%%

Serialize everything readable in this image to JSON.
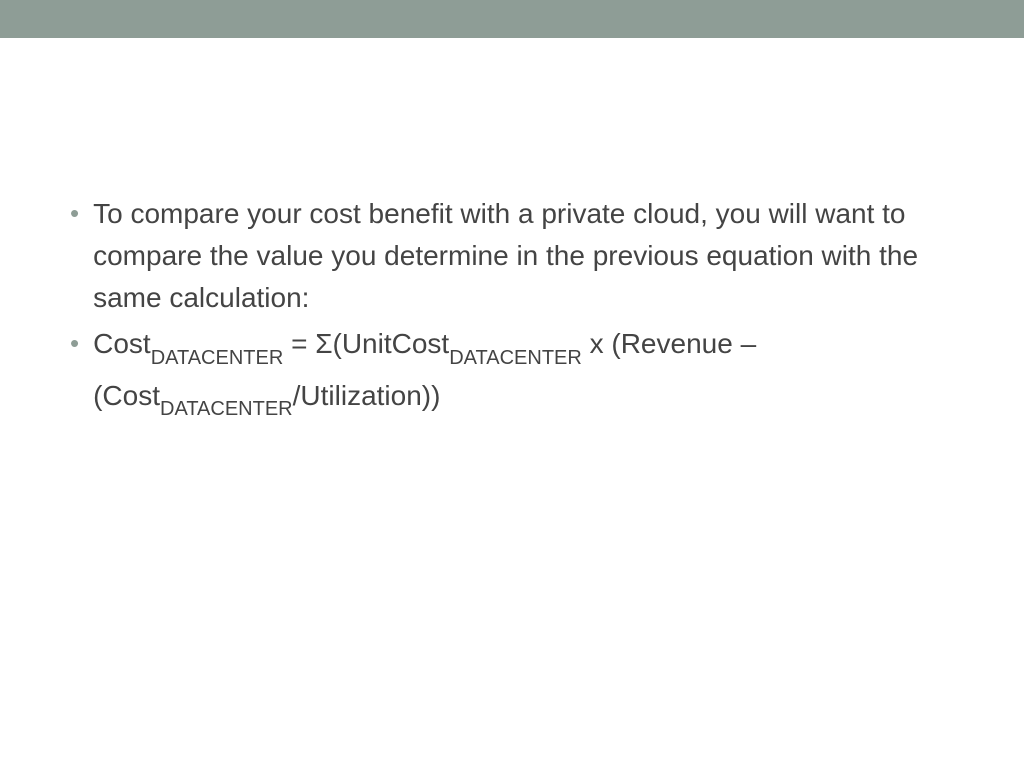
{
  "bullets": {
    "item1": "To compare your cost benefit with a private cloud, you will want to compare the value you determine in the previous equation with the same calculation:",
    "item2": {
      "p1": "Cost",
      "sub1": "DATACENTER",
      "p2": " = Σ(UnitCost",
      "sub2": "DATACENTER",
      "p3": " x (Revenue – (Cost",
      "sub3": "DATACENTER",
      "p4": "/Utilization))"
    }
  }
}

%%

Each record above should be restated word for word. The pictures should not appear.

**Response to this exercise:**
Serialize everything readable in this image to JSON.
{
  "bullets": {
    "item1": "To compare your cost benefit with a private cloud, you will want to compare the value you determine in the previous equation with the same calculation:",
    "item2": {
      "p1": "Cost",
      "sub1": "DATACENTER",
      "p2": " = Σ(UnitCost",
      "sub2": "DATACENTER",
      "p3": " x (Revenue – (Cost",
      "sub3": "DATACENTER",
      "p4": "/Utilization))"
    }
  }
}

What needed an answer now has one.